* [REQUIREMENT]: Would you please copy every line below that includes the string "JSON"?

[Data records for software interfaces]
□ □ □ □

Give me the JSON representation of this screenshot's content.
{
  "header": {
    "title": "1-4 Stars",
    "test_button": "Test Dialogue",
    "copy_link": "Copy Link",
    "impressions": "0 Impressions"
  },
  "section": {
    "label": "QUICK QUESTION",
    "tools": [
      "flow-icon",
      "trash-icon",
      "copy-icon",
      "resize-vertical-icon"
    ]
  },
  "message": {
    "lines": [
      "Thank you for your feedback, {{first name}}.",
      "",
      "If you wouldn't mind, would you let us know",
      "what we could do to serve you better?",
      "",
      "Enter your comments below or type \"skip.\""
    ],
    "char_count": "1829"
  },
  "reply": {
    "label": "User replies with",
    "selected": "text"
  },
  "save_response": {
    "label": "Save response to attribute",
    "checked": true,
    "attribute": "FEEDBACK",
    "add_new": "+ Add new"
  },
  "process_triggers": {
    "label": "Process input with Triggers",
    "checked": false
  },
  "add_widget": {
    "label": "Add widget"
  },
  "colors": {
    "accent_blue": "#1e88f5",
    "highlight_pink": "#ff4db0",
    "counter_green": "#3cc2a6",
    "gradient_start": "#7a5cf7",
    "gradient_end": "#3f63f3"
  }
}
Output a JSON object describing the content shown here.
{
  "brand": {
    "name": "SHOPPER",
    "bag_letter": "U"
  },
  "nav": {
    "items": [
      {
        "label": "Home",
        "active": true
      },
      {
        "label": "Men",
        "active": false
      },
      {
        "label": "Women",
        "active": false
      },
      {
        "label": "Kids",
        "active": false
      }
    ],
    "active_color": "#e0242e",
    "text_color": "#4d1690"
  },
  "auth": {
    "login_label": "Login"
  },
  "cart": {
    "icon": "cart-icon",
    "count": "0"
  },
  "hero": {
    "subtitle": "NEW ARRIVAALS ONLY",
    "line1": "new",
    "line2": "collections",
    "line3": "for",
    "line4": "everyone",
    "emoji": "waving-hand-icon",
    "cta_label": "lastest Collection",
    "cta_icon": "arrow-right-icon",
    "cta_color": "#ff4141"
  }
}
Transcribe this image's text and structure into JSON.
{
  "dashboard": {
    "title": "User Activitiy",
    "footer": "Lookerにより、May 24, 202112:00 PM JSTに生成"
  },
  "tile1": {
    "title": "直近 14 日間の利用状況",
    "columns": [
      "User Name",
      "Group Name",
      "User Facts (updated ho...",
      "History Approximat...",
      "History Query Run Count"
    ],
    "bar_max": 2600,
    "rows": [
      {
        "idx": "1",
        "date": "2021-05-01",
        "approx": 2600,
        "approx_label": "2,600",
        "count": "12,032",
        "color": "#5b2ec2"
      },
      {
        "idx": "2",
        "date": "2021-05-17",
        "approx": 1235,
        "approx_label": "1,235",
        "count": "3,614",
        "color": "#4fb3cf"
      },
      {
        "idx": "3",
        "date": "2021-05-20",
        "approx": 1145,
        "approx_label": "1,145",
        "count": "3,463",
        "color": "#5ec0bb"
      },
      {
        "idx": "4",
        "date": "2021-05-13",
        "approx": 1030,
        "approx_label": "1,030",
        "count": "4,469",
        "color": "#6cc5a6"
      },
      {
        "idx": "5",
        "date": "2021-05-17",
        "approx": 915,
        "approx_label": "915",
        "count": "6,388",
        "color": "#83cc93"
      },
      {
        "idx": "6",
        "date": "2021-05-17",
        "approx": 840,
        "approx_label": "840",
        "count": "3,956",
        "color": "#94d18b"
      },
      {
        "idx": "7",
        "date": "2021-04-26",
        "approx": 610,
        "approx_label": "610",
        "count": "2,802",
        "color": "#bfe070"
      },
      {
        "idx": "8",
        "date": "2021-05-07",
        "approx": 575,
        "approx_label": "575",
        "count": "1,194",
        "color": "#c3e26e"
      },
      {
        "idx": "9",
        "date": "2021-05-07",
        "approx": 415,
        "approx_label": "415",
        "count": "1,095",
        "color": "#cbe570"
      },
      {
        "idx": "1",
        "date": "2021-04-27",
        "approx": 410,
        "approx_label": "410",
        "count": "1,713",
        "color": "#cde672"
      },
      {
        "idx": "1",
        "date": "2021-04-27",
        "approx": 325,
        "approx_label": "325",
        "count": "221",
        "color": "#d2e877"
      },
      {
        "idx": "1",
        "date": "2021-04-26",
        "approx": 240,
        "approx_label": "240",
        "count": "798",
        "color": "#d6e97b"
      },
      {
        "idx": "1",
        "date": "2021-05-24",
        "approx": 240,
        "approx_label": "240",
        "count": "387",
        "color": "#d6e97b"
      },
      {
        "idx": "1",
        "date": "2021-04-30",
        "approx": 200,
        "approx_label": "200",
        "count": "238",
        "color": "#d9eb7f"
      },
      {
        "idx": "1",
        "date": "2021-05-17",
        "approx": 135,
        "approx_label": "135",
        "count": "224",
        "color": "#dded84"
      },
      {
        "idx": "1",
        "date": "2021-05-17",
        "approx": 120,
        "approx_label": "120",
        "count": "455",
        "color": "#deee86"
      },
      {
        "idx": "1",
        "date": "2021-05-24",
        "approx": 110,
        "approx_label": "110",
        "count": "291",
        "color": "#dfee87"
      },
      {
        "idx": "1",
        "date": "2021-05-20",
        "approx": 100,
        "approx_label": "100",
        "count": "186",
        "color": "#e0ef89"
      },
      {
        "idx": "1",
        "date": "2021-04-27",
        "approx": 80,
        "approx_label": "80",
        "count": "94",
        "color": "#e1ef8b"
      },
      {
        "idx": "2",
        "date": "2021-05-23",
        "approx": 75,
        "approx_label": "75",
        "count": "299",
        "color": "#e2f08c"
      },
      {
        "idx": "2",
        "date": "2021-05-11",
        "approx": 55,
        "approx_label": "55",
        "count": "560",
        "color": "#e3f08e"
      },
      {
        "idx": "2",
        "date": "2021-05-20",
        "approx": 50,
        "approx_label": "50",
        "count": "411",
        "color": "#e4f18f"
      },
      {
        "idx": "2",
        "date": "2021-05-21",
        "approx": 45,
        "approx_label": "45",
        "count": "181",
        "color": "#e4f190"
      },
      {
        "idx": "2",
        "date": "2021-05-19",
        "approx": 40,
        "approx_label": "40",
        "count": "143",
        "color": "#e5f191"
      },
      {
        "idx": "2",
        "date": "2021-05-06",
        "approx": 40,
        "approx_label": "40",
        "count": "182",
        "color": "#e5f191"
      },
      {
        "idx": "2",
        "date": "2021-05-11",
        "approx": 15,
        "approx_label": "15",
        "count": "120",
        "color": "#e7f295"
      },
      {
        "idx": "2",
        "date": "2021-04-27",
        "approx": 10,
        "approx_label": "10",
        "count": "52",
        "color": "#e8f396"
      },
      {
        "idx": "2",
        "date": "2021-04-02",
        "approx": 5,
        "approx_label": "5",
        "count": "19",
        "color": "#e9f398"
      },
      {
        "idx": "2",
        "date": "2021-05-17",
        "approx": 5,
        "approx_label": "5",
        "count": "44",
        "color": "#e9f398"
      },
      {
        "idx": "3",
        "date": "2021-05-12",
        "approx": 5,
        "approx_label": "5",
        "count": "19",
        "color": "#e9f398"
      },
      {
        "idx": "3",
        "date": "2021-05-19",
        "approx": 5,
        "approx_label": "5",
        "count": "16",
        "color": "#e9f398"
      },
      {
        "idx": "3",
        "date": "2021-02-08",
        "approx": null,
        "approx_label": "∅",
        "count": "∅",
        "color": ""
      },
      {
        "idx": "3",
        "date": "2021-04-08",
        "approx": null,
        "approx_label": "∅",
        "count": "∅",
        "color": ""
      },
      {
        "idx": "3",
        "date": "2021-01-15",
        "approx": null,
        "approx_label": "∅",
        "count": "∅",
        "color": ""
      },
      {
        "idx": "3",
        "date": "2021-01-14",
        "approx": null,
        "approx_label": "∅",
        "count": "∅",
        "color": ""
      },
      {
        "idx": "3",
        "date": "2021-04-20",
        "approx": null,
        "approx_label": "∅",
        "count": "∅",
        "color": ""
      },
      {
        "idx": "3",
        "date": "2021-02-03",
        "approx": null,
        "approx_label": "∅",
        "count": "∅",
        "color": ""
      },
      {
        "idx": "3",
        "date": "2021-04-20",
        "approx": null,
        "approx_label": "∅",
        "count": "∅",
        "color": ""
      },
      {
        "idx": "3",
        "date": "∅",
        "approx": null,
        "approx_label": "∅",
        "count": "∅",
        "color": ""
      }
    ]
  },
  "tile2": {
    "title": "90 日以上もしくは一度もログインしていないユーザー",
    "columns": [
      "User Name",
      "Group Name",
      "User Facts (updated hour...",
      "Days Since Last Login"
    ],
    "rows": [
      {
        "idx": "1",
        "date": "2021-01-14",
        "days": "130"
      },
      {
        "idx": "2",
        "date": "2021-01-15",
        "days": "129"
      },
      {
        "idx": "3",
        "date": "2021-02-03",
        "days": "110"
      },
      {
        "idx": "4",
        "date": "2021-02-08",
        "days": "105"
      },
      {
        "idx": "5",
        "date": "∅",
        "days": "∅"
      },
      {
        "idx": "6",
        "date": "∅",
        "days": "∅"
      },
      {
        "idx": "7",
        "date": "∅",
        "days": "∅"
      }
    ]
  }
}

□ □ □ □

* [RESPONSE TO THE EXERCISE]:
Give me the JSON representation of this screenshot's content.
Output a JSON object describing the content shown here.
Transcribe this image's text and structure into JSON.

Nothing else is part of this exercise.